- [PROVIDED RECORDS]
═══

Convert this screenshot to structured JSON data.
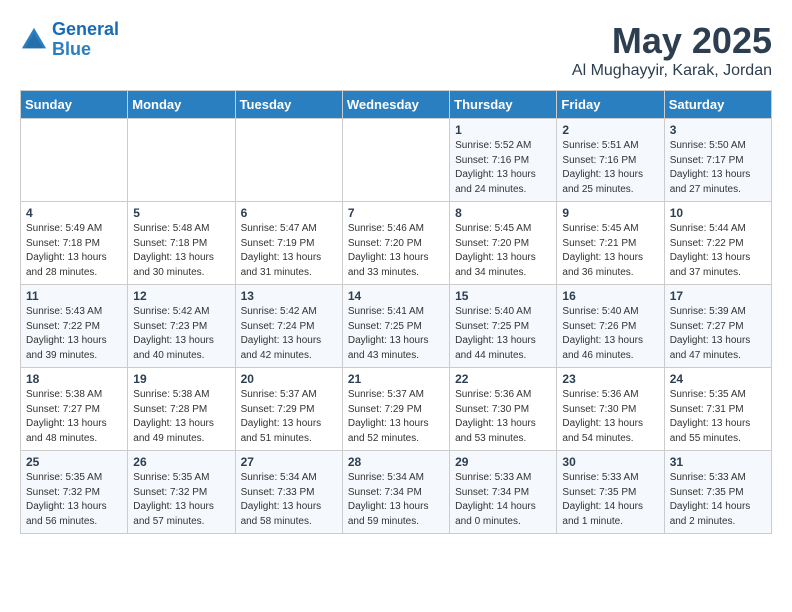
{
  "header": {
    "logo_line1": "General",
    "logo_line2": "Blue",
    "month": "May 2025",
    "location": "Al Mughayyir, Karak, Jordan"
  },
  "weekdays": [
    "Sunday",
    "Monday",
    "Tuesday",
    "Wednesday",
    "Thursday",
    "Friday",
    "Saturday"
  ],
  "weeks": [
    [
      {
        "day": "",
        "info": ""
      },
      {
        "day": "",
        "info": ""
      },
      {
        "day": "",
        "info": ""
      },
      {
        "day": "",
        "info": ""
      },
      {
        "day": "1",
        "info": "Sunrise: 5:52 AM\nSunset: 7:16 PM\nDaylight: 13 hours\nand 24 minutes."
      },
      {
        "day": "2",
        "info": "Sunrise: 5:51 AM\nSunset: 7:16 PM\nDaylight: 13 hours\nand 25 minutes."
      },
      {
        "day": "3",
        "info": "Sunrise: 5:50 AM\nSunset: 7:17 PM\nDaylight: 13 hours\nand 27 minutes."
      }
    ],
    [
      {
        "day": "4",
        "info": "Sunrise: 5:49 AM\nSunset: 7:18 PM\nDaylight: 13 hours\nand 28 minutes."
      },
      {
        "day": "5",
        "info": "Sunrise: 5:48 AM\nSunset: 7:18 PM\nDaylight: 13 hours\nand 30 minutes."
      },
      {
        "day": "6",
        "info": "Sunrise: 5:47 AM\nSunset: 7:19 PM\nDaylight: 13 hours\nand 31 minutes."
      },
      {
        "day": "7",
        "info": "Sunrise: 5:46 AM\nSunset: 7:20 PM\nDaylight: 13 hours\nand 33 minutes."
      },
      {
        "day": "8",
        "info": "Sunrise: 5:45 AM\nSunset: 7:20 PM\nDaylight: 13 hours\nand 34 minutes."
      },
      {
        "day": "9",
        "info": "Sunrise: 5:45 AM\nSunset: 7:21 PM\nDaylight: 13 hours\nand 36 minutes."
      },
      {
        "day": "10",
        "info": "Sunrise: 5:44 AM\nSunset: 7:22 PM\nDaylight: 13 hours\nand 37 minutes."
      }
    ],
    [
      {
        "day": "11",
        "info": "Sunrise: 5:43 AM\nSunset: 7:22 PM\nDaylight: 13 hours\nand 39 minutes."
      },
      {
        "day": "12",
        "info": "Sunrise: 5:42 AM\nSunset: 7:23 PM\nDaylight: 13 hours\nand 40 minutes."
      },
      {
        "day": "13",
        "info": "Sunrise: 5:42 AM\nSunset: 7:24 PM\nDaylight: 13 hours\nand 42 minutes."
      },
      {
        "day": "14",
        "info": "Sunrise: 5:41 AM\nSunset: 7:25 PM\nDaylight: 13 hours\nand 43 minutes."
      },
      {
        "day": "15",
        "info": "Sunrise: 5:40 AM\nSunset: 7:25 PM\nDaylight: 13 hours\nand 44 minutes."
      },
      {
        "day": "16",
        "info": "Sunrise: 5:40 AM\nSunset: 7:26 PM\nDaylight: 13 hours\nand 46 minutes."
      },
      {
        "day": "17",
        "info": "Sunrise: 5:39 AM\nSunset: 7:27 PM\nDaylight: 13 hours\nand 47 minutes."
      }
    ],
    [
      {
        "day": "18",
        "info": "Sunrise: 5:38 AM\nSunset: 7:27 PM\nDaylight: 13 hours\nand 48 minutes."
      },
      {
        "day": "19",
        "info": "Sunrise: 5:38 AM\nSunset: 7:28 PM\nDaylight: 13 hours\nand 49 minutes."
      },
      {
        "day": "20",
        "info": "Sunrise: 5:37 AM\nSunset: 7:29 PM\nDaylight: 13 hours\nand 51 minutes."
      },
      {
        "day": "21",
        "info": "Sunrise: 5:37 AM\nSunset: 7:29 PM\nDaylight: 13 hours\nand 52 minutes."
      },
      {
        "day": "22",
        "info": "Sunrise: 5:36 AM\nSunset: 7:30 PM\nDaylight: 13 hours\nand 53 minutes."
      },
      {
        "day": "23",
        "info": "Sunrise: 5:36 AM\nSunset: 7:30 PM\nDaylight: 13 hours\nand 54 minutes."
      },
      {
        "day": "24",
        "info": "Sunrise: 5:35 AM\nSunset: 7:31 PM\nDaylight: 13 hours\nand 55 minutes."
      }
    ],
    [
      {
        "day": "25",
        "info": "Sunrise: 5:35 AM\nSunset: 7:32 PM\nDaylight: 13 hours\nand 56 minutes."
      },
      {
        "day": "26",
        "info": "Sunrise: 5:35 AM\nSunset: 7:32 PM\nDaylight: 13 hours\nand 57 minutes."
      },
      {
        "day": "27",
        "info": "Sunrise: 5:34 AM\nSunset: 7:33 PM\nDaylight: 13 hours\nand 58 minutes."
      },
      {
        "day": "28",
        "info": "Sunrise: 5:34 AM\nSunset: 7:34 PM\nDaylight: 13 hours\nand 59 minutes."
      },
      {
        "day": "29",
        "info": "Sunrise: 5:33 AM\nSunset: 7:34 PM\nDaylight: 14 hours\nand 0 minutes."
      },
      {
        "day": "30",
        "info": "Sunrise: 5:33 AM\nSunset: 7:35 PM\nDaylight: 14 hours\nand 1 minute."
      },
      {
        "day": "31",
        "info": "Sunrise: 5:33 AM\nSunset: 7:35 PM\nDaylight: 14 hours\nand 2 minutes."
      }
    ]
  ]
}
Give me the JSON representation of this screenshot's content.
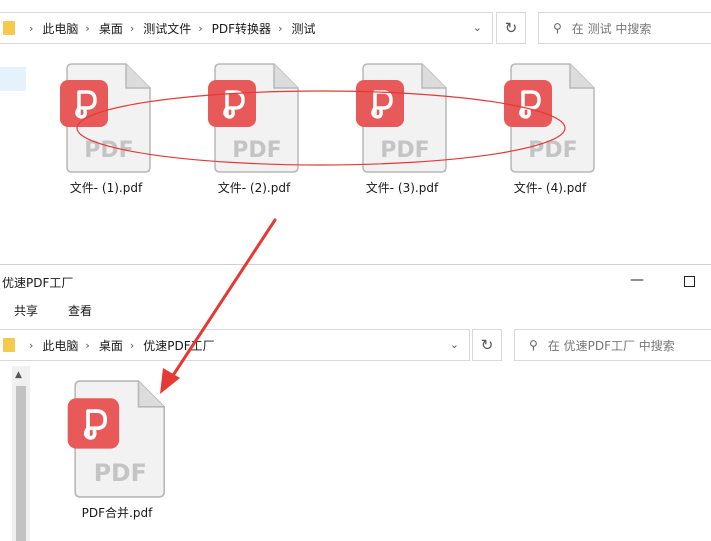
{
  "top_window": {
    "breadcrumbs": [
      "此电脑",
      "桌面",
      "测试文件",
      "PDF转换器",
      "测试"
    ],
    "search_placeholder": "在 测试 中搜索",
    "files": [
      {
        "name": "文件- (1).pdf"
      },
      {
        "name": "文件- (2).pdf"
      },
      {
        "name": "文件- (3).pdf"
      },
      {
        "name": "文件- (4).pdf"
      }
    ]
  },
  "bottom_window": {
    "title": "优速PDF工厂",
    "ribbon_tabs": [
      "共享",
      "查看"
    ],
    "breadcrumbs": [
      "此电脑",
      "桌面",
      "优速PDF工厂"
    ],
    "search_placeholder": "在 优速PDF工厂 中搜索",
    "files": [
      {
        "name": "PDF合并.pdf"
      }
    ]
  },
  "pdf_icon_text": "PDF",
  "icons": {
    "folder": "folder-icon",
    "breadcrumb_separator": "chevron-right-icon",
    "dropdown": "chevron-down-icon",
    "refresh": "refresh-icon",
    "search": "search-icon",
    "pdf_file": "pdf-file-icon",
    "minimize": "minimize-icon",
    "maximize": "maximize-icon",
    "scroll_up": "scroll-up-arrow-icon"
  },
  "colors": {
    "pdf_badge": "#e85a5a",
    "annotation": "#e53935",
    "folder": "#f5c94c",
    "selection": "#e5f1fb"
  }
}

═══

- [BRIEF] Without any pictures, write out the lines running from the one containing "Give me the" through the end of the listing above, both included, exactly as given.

- [EXERCISE RESPONSE]
Give me the JSON representation of this screenshot's content.
{
  "top_window": {
    "breadcrumbs": [
      "此电脑",
      "桌面",
      "测试文件",
      "PDF转换器",
      "测试"
    ],
    "search_placeholder": "在 测试 中搜索",
    "files": [
      {
        "name": "文件- (1).pdf"
      },
      {
        "name": "文件- (2).pdf"
      },
      {
        "name": "文件- (3).pdf"
      },
      {
        "name": "文件- (4).pdf"
      }
    ]
  },
  "bottom_window": {
    "title": "优速PDF工厂",
    "ribbon_tabs": [
      "共享",
      "查看"
    ],
    "breadcrumbs": [
      "此电脑",
      "桌面",
      "优速PDF工厂"
    ],
    "search_placeholder": "在 优速PDF工厂 中搜索",
    "files": [
      {
        "name": "PDF合并.pdf"
      }
    ]
  },
  "pdf_icon_text": "PDF",
  "icons": {
    "folder": "folder-icon",
    "breadcrumb_separator": "chevron-right-icon",
    "dropdown": "chevron-down-icon",
    "refresh": "refresh-icon",
    "search": "search-icon",
    "pdf_file": "pdf-file-icon",
    "minimize": "minimize-icon",
    "maximize": "maximize-icon",
    "scroll_up": "scroll-up-arrow-icon"
  },
  "colors": {
    "pdf_badge": "#e85a5a",
    "annotation": "#e53935",
    "folder": "#f5c94c",
    "selection": "#e5f1fb"
  }
}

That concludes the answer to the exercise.